Ask-A-Linguist Message Details

Subject: Speaking rates
Question: Is it possible to compare the speed at which different languages are
normally spoken? If so, which languages are relatively fast and which
are slow?

Reply: In addition to all the above, 'syllables' do not necessarily do the same amount of semantic work (on average) in different languages. For example, in Chinese (nearly always) each syllable is a morpheme, whereas in English there are many morphemes of more than one syllable. This means that (for this and other reasons) the average number of syllables taken to say the 'same' thing will be higher in English than in Chinese. The way languages organise their grammar affects the number of syllables in a proposition.

In addition, there are large individual differences between speakers of the same language (even of the same dialect).

It has also been suggested that, within the same language, on average, rural speakers speak slower than urban ones. What if one language was used predominantly by rural communities and another by urban ones? Is that to do with the language or to do with the rural/urban divide.

Formal delivery may be slower than informal too. Recitation styles may be exceptionally slow or exceptionally fast.

In other words -- it's an interesting question that raises many methodological questions and is linked to all sorts of cultural stuff.

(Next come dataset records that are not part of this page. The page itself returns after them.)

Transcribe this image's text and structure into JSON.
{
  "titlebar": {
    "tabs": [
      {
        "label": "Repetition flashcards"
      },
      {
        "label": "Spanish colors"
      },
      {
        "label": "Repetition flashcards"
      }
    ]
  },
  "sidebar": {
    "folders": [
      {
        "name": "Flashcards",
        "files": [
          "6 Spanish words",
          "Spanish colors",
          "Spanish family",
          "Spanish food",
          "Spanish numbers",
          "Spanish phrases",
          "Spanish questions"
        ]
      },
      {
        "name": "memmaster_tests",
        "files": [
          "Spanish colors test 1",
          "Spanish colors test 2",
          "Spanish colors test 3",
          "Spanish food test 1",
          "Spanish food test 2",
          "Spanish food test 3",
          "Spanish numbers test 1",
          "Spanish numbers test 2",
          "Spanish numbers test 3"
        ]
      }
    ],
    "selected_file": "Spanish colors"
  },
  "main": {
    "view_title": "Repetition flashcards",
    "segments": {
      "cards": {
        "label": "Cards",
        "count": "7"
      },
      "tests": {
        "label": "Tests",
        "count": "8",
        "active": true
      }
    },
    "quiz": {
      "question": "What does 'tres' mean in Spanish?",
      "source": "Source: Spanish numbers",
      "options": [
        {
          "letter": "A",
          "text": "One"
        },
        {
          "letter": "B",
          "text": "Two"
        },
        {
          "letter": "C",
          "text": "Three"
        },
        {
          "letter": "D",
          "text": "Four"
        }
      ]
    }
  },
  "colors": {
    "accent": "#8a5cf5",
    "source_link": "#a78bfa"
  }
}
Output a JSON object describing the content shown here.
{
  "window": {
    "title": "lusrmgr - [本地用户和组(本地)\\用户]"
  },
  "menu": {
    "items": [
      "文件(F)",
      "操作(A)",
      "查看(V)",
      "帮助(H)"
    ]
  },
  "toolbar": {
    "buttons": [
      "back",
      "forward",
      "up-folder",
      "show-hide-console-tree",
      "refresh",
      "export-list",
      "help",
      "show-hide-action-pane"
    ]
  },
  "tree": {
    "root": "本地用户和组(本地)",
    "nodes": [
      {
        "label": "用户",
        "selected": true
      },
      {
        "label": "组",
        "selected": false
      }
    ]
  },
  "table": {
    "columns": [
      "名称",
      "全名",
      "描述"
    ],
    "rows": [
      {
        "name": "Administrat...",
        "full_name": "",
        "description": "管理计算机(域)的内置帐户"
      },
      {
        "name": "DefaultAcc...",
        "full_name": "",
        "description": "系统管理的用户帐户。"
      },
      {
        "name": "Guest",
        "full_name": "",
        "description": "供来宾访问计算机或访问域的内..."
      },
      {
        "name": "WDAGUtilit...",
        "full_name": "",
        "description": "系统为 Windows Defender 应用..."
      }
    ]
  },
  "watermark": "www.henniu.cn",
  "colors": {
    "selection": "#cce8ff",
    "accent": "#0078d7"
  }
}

Reply From: Anthea Fraser Gupta      click here to access email
Date: 14-Nov-2012
Other Replies:
  1. Re: Speaking rates    Madalena Cruz-Ferreira     (12-Nov-2012)
  2. Re: Speaking rates    Susan D Fischer     (13-Nov-2012)

Back to Most Recent Questions